*** Dataset extract
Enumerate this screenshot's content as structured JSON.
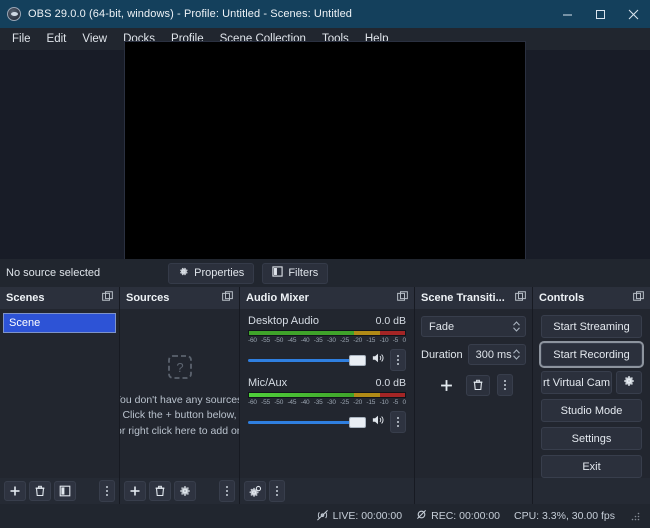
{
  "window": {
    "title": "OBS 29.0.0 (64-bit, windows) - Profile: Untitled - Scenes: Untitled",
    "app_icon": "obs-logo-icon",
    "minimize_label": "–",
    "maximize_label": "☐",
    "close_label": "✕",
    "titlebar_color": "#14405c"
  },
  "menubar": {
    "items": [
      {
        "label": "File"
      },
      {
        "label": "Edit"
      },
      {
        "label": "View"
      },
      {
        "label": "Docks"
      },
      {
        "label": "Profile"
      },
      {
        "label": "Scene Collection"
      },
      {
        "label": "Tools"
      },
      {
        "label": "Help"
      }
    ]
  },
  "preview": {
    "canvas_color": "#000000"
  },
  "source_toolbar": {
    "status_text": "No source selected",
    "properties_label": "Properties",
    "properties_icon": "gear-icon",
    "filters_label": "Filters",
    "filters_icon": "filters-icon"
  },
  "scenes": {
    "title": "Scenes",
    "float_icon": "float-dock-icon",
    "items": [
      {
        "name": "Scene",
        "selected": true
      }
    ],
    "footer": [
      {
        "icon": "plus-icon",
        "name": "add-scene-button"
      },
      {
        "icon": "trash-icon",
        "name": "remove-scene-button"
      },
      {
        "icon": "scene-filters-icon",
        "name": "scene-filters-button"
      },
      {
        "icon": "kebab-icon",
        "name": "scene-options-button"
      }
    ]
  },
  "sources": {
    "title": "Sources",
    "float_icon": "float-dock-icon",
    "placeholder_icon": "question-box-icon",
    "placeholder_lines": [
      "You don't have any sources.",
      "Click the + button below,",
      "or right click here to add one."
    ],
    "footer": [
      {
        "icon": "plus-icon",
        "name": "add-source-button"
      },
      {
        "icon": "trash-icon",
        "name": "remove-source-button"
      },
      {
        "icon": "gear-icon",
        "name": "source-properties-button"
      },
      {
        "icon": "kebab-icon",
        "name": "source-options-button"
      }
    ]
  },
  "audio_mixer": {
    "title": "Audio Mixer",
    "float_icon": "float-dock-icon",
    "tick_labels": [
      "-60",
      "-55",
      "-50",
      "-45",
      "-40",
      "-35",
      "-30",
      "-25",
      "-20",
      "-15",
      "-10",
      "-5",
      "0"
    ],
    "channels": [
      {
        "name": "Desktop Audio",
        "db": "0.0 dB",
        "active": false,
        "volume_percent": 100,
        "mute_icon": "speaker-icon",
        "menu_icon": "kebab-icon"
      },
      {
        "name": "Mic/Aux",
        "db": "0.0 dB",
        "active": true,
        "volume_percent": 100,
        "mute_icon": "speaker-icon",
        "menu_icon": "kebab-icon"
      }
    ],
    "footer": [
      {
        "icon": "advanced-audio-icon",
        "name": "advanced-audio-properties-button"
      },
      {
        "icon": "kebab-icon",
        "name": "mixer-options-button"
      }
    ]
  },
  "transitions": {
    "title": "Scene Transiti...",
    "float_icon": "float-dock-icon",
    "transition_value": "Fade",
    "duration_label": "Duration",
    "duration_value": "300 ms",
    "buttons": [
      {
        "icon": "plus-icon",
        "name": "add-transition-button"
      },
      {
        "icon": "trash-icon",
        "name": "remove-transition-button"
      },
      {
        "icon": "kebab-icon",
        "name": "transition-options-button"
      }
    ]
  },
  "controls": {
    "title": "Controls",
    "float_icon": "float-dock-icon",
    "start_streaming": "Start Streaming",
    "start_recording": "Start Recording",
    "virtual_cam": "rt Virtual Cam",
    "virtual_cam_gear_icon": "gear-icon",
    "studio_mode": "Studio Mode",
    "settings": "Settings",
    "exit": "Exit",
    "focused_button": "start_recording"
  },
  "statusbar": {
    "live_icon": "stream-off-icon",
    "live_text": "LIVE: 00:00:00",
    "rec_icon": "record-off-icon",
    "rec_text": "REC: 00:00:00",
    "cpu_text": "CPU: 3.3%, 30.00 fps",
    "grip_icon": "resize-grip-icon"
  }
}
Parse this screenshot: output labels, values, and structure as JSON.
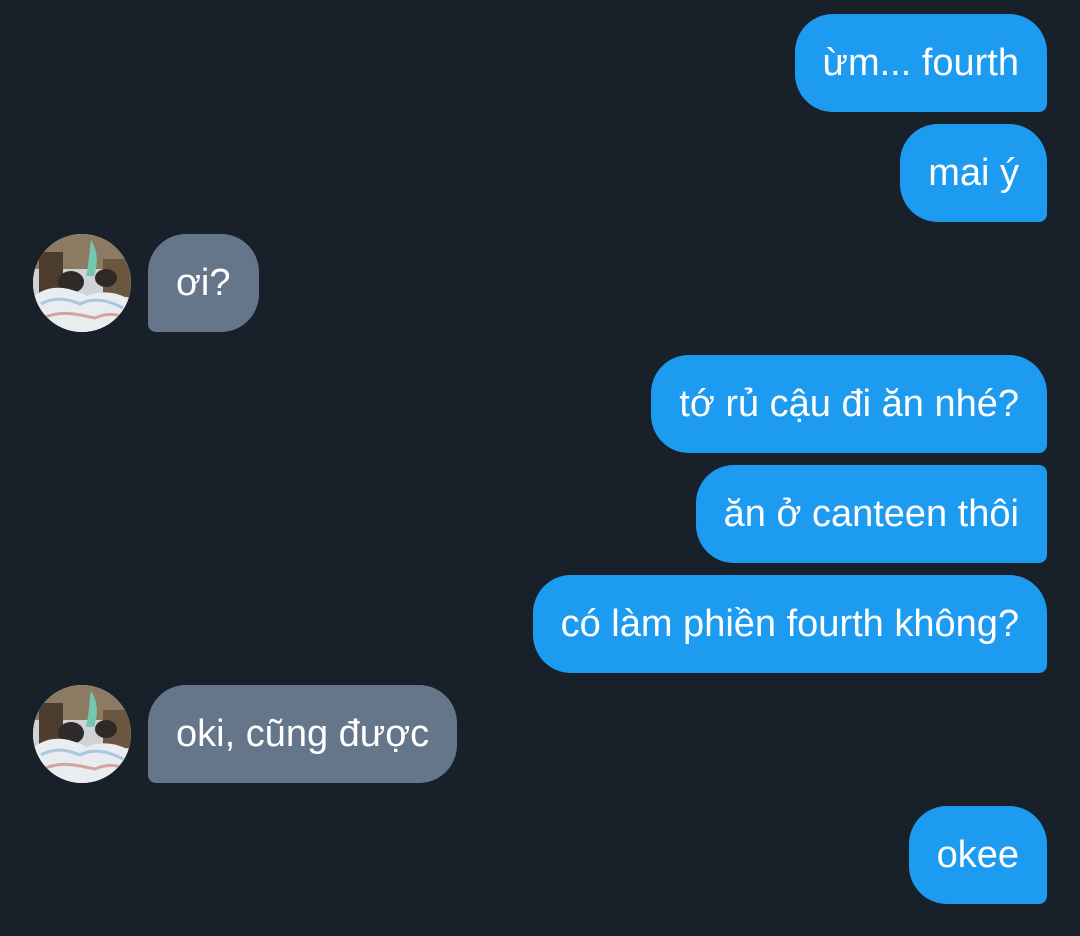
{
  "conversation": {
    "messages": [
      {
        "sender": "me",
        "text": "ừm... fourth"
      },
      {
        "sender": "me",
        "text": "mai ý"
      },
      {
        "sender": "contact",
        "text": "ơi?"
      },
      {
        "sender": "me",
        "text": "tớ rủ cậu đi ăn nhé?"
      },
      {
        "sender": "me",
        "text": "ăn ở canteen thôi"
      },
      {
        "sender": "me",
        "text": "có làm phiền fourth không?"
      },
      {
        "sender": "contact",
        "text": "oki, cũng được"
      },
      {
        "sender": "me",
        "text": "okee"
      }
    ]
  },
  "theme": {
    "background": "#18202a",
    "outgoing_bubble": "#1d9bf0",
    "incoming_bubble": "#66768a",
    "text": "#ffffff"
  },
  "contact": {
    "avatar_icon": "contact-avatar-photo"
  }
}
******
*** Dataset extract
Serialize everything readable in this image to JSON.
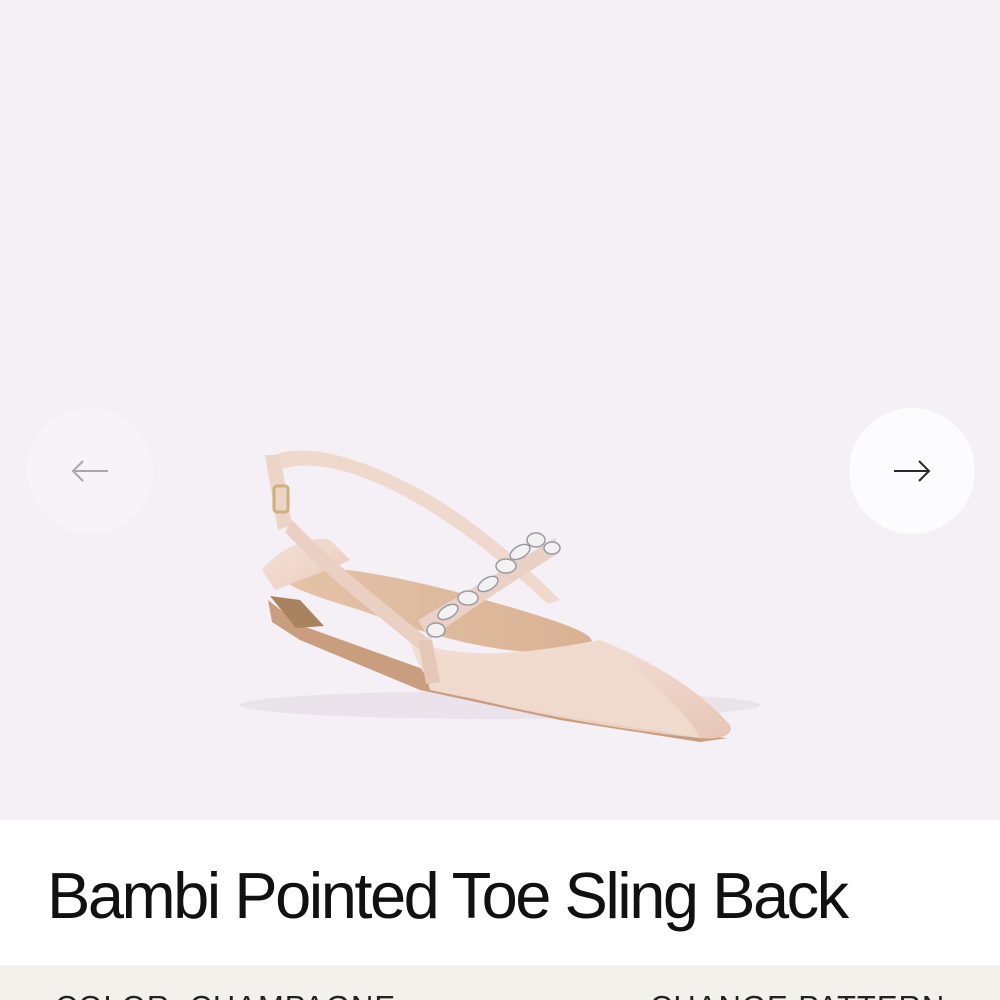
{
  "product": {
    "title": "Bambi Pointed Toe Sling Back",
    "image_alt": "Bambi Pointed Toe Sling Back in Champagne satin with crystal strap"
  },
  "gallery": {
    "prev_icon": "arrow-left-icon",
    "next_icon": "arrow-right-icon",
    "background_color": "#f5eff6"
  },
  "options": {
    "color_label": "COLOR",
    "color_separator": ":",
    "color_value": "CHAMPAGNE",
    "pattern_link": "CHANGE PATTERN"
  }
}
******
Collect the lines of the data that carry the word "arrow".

Response area =>
    "prev_icon": "arrow-left-icon",
    "next_icon": "arrow-right-icon",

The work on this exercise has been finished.